Interpretation of Various Postures Crossed arms - means that person is in a defensive and reserved mood. ·Crossed arms and legs - means that person feels very reserved and suspicious. ·Open arms and hands - means that person is open and receptive. ·Standing before you with his hands inside pockets - means he is not sure or feels suspicious. ·Standing before you with his hands on his hips - means he is receptive and ready to help you out. ·Sitting in a chair shaking one of legs - means he feels nervous and uncomfortable ·If his eyes are downcast and face turned away - means he is not interested in what you are saying. ·With palm of hand holding or stroking his chin - means he is in an evaluating position and being critical. ·Leaning back in his chair with both hands clasped behind his head - means he is in an analytical mood, but it is also a gesture of superiority. ·Rubbing or touching his nose when answering a question - means he is not telling complete truth. ·Rubbing back of his head or rubbing or touching back of his neck - means conversation is not really interesting. ·If he moves his body and sits with his feet and body pointing towards a door - means he wants to end conservation and leave room. ·Steepling your fingers, particularly in an upright position, when answering a question. This can be perceived as arrogant, saying I know more about this subject than you do.
Tips about using your Voice
Add Volume to Increase Authority. Remember that your voice always sounds louder to you than to anyone else. Also remember that your voice is an instrument; it needs to be warmed up, or it will creak and crack at beginning of your presentation. If you warm up with a high volume, as though projecting to those in back row, your volume also will improve your vocal quality. Volume adds energy to your voice; it has power to command or lose listeners' attention. Lower Pitch to Increase Credibility. Pitch, measurement of "highness" or "lowness" of your voice, is determined largely by amount of tension in vocal cords.
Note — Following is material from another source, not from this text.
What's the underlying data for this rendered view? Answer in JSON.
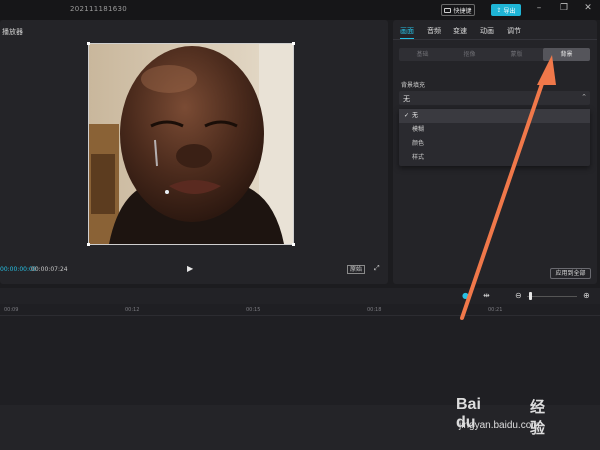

When you are under stress, you may sound high-pitched; when you are relaxed and confident, you will have a naturally lower pitch. Authoritative vocal tones are low and calm, not high and tense. Inflection is a pitch change-from "Stop!" screeched at an assailant to haughty "Please stop" directed at a stranger using your department's copy machine. You can lower your pitch to some degree by practicing scales (as singers do, dropping voice with each word) and by breathing more deeply to relax your vocal cords. Remember that a lower pitch conveys power, authority, and confidence, whereas a high pitch conveys insecurity and nervousness.